A new law in Colombia, making it one of the first countries in the world to explicitly tax ultra-processed food, has been welcomed by activists and health experts who say it could set an example for other countries.
After years of campaigning, the "junk food law" went into effect this month and will gradually introduce a tax. The additional tax on junk food will start immediately at 10%, rise to 15% next year and become 20% in 2025.
Countries around the world have introduced health taxes, such as taxing tobacco or sugary drinks, but few have extended them to processed foods, said Franco Sassi, professor of international health policy and economics at Imperial College Business School in London. "The Colombian model is more comprehensive than anything we have seen so far and can serve as an example for other countries."
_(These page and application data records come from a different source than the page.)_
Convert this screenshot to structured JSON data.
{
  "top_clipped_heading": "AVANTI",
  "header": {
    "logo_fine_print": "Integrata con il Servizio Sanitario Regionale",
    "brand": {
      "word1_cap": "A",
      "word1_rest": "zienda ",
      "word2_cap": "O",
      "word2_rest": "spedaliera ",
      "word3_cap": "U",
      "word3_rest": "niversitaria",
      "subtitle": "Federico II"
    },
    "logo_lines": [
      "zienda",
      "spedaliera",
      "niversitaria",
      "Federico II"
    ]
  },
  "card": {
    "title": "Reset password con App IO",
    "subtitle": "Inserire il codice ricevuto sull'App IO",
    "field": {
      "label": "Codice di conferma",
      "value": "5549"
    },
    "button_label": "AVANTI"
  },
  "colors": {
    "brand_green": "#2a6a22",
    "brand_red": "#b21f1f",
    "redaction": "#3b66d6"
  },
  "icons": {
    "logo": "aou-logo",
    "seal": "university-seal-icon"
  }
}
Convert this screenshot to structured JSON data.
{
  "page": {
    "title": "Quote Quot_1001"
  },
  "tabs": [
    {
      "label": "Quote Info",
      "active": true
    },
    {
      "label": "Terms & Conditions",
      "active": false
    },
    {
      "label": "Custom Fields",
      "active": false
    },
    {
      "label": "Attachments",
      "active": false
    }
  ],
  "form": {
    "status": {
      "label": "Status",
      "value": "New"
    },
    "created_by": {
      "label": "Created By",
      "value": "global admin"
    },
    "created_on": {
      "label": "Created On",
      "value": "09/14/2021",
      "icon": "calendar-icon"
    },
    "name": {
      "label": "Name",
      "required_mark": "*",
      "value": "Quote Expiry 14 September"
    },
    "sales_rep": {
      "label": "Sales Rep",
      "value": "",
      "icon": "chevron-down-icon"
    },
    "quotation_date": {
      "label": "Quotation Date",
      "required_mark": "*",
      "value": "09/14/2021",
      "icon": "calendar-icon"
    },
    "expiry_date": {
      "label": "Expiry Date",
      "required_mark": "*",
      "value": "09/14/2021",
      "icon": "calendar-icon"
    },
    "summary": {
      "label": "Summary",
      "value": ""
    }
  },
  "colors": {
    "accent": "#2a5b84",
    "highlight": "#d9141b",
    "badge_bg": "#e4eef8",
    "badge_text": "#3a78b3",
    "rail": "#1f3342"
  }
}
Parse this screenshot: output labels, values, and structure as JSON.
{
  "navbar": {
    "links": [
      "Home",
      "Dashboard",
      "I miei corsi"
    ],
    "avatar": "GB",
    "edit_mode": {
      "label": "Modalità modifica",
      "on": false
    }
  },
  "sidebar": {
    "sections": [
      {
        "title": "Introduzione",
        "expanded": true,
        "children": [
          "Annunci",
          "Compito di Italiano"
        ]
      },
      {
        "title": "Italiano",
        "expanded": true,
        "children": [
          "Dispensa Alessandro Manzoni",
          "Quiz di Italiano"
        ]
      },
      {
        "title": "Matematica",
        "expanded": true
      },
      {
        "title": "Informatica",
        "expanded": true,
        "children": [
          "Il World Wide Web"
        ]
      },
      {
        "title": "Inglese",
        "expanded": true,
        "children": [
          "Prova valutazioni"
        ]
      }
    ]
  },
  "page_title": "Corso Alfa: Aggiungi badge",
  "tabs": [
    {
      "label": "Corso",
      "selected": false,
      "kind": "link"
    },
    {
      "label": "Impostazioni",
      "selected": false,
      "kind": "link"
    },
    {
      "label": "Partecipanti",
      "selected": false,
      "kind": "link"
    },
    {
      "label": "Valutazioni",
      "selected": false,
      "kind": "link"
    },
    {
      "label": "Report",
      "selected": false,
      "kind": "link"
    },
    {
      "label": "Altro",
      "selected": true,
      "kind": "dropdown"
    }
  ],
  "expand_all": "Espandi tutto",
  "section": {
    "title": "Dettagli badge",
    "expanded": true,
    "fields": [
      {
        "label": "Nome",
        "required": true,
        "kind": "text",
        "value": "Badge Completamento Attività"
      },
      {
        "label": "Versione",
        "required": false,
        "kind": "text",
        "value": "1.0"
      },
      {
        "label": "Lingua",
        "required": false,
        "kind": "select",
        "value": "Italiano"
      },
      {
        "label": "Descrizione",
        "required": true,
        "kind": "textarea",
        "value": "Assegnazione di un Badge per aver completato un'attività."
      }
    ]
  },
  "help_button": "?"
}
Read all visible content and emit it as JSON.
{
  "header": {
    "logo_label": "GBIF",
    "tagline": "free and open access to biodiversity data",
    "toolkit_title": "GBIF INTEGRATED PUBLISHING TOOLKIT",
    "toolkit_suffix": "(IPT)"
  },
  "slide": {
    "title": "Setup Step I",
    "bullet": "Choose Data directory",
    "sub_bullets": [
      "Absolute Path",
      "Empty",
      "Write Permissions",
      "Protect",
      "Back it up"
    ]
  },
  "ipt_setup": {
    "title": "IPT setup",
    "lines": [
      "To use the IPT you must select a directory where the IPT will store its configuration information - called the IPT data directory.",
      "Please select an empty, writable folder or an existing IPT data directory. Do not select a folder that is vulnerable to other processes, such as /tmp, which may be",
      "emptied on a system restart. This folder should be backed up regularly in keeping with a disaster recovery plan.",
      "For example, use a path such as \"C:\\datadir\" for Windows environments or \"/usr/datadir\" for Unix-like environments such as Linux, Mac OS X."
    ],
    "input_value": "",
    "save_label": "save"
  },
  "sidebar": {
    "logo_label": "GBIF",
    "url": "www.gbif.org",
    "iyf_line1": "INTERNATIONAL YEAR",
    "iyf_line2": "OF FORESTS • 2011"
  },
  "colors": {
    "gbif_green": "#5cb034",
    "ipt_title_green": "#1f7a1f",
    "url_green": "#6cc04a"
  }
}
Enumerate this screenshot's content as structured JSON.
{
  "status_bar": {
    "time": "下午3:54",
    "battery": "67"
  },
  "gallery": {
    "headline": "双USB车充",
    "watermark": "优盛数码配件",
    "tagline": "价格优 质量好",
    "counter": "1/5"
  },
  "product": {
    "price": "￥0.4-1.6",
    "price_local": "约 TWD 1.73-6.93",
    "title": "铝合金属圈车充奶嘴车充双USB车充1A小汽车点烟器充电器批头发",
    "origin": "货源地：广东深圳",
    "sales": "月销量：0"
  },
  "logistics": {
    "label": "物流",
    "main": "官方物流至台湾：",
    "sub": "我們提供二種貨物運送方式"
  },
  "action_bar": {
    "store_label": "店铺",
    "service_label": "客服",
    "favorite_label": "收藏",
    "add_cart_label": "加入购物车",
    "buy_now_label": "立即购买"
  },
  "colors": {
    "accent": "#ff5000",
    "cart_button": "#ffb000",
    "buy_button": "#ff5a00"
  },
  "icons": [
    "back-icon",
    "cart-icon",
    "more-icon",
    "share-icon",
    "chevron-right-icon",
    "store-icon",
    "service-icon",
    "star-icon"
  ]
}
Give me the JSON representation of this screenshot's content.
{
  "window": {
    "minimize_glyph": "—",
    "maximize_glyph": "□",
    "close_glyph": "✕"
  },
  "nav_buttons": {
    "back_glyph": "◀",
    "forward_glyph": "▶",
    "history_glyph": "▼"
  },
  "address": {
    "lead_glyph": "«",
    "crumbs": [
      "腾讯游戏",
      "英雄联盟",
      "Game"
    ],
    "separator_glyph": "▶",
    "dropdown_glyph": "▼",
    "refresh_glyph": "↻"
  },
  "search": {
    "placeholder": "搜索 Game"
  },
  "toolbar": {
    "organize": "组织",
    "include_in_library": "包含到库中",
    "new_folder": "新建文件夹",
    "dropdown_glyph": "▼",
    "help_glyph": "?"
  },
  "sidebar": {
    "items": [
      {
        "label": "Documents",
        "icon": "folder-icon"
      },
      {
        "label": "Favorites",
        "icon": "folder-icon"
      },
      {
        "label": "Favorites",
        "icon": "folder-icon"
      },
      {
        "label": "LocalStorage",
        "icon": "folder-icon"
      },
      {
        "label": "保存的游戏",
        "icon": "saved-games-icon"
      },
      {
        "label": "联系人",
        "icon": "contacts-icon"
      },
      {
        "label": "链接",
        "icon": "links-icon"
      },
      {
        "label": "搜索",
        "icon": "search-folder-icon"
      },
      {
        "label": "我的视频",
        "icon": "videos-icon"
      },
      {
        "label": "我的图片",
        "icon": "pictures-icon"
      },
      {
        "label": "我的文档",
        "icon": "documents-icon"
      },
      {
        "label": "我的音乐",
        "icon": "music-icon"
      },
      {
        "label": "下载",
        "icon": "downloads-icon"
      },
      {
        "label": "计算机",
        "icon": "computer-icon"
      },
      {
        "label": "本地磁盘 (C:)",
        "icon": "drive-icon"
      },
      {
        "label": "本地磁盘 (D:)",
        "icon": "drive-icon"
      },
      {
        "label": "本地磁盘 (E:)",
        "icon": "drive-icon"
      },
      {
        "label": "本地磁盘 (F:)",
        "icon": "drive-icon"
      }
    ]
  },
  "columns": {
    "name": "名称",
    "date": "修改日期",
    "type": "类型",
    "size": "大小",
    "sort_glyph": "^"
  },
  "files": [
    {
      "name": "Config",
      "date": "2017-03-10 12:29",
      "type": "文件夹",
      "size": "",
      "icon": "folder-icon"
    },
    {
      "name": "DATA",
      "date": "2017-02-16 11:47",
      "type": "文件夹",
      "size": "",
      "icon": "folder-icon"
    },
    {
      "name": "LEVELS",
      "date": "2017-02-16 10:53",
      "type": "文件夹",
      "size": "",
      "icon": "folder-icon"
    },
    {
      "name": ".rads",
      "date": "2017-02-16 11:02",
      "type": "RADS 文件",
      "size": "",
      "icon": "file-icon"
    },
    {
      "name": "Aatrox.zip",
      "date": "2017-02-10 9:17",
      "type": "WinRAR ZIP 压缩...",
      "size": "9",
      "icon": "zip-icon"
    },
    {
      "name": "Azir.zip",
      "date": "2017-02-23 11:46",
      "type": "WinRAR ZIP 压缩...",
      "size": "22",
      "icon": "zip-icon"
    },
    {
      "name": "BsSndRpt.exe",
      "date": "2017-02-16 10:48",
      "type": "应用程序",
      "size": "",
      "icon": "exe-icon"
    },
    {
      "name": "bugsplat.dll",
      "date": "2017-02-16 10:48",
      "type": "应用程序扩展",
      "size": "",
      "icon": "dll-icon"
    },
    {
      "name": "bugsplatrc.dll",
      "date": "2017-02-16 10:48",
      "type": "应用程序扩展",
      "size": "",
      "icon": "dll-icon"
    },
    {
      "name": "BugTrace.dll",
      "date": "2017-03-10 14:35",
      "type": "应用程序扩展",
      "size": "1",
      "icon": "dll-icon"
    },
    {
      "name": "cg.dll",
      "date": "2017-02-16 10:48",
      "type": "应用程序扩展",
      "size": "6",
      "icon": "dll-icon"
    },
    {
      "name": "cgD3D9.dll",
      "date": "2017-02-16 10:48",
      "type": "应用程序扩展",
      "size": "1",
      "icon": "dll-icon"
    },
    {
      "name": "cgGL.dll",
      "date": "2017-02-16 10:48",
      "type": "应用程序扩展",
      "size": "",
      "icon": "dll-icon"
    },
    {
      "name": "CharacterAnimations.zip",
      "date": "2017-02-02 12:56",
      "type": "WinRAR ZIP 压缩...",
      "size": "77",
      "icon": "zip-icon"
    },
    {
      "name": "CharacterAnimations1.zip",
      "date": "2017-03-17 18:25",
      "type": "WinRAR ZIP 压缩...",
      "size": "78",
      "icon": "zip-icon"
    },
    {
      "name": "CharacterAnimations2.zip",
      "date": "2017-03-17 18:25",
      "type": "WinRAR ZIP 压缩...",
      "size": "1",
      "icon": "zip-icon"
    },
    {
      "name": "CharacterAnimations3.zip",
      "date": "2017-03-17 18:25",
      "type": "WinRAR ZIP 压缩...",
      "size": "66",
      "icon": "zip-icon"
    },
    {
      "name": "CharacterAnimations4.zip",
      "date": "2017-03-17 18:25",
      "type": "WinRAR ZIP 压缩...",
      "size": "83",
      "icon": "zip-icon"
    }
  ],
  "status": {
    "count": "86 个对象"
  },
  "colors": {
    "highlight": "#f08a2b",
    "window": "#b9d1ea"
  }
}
The tax targets ultra-processed products, defined as industrially manufactured ready-to-eat foods, and products high in salt and saturated fat, such as chocolate or potato chips. Sassi said some compromises were made with the food industry, such as excluding some traditional Colombian foods, such as salchichón sausage, from the tax.
The Colombian diet is high in sodium, which has been linked to an increase in cardiovascular diseases such as stroke and heart failure, which account for nearly a quarter of deaths each year. The average Colombian consumes 12 grams of salt per day - the highest rate in Latin America and one of the highest in the world. Nearly one-third of adults in the country have high blood pressure.
Critics of the new tax said it will worsen Colombia’s struggle with inflation.